My husband and I have been remarried for about a hour, now. Chef Laura will be over this evening to cook and serve us a delicious private dinner.
And to show you what a fabulous husband I have, he is flying in next week just for my birthday, and taking a group of my close friends to dinner at our favorite Tampa restaurant.
I am blessed beyond measure.
So the big debate was “what to wear.”
“Honey,” I said, “I’d like to just wear a pair of white capris and a tunic.”
“But it’s our wedding,” he said. “You wear what you want, but I’m going to wear a jacket and maybe even a tie. I’m not used to going into a courtroom without a jacket. In fact, do you remember those gold cuff links you gave me for an anniversary, years ago? I bought a French cuff shirt and I’m planning to wear those with it.”
So I dug around in my closet for a girly girl outfit I’d only worn once, but that would be perfect for a daytime wedding in a courtroom.
A friend of ours from his law school days is now a judge, and she was to marry us in her courtroom. Her husband was M’s best friend in law school, and he was to witness.
Unpacking his suitcase Sunday, M. realized he’d forgotten his French cuff shirt. Not much call in retirement for French cuffs, so we agreed that he’d just carry the cuff links in his pocket, no sense in buying yet another one.
But now, it was getting nigh on to 2pm and our wedding was at 3pm, so he went to the closet to lay out his clothes.
“Honey,” he said. “I could’ve sworn I had two pairs of khaki slacks here. I can’t find them. Can you look?”
“Well what’s there?” I asked, pushing hangers aside and feelng all the shirts for the hidden pants.
“Two pairs of shorts and no pants. At all,” he said. I pawed through all the hangers. No pants.
“Shit, M…What are you going to do?”
“We’ll just go buy a pair,” he said calmly. He was shaved (thank God, because he is very manly and shaving takes a lonng time) but had not been in the shower, deodorized, brushed no4 gargled.
“Honey. GET IN THE SHOWER! We have to be at the ceremony in AN HOUR and we have to buy you pants.”
M. took a very quick shower and we were out the door. I was so discombobulated I left my phone and watch, but did remember something old, new, borrowed and blue. I never did brush or gargle.
The mall would’ve taken an hour and we didn’t have an hour. Walgreens Drug Store was out of the question. Target was closest, I thought. A little over two miles.
On the way to Target, I remembered the Steinmart just a few blocks away. Much closer. I sped into the parking lot, idled in the fire lane (I’d have an original excuse) and he ran in.

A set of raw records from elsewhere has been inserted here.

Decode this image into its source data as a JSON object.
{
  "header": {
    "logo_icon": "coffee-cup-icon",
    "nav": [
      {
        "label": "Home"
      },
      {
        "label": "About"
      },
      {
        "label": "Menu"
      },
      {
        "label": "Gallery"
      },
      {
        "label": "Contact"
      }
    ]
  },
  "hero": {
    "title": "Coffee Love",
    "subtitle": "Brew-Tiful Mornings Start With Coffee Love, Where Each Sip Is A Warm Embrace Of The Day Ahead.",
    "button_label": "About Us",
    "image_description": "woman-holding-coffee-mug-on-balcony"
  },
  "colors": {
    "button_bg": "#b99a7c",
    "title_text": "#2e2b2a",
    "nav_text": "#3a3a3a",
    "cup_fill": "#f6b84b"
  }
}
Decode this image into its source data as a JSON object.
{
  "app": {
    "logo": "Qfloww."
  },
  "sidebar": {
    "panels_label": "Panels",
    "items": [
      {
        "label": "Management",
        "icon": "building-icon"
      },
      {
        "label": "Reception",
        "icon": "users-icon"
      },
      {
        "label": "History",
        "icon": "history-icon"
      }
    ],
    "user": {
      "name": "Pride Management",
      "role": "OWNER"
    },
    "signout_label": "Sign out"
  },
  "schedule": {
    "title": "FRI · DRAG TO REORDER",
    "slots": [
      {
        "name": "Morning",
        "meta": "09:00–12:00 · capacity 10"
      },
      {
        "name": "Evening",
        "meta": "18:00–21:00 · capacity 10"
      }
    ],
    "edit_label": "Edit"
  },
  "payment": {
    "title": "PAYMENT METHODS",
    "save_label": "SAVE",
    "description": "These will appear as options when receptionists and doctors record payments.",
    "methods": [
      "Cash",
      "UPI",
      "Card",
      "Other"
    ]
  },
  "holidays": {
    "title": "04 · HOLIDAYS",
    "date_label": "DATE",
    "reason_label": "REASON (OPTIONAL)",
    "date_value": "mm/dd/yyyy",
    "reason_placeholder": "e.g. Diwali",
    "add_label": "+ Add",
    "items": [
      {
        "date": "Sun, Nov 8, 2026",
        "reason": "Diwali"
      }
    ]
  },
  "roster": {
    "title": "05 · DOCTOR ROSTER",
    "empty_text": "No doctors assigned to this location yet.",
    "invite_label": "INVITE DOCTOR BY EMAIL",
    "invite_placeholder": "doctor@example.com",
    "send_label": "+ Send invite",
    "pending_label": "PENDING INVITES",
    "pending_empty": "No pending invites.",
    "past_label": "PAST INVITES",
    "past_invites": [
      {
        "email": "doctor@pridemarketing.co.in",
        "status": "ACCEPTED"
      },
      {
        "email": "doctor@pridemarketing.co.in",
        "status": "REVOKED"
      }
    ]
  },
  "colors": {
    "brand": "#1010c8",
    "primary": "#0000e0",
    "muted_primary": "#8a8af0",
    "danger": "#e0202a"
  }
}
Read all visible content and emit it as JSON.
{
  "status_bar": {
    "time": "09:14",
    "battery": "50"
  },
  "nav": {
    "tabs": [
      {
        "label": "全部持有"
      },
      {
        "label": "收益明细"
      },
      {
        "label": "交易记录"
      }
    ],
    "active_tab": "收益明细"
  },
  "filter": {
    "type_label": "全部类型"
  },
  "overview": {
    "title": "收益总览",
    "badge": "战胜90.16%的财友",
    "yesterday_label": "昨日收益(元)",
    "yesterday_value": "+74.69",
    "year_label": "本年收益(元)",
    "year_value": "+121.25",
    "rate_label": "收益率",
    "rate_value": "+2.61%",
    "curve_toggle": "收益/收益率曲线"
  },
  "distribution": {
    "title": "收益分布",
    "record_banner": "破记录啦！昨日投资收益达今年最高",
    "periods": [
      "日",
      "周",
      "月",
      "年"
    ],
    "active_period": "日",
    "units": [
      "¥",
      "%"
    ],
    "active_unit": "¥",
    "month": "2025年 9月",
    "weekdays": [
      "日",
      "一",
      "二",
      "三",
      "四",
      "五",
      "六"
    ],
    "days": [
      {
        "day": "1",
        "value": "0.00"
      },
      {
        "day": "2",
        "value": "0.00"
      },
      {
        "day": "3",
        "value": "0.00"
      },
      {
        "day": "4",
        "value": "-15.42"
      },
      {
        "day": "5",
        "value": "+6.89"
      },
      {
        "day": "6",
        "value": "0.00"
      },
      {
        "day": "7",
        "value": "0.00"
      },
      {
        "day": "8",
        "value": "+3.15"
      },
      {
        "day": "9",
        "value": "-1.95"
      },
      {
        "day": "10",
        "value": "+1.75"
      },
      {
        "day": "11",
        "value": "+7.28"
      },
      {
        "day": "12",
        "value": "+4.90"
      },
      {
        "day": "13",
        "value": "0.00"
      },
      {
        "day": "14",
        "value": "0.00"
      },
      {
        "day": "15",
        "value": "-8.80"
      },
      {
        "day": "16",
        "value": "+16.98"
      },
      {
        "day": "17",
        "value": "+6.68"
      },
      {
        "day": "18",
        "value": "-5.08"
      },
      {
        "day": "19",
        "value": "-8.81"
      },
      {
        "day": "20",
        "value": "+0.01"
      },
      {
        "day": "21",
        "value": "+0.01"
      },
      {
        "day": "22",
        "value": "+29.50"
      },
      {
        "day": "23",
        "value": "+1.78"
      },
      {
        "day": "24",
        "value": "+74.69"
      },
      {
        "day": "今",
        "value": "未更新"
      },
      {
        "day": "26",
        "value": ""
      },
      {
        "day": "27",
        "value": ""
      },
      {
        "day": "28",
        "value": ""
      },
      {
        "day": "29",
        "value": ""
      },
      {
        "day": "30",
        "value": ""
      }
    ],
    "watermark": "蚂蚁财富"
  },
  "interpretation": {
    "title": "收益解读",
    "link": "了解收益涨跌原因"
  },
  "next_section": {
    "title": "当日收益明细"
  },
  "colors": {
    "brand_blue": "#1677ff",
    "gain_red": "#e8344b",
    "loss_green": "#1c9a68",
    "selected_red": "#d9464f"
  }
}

Within five minutes he was back in the car, with a pair of Perry Ellis khakis and a brown belt. He stripped down in the passenger seat, took off the shorts, put on the pants and we were on our way by 2:20 and at the courthouse by 2:40 p.m.
I slipped a ring on his finger, he slipped my emergency beacon back on mine, and by 3:15pm we were man and wife. Yet again.
(The bailiff looked on, and offered me the handcuffs. “Where were you 30 years ago?” I asked him.)
It was a lovely ceremony and I’ll share excerpts later.
The most perfect part was to have our friends from our long ago youth there and participating. Woody and Judge Claudia and I had reconnected here in Tampa a decade ago, but M. hadn’t seen either of them in more than 30 years. Before the ceremony, there were many tales and reminisces of our youth together.
When Woody and Claudia looked at me, I felt the most perfect understanding of just how miraculous this was. And what this meant to me.
Having them participate meant everything to us both.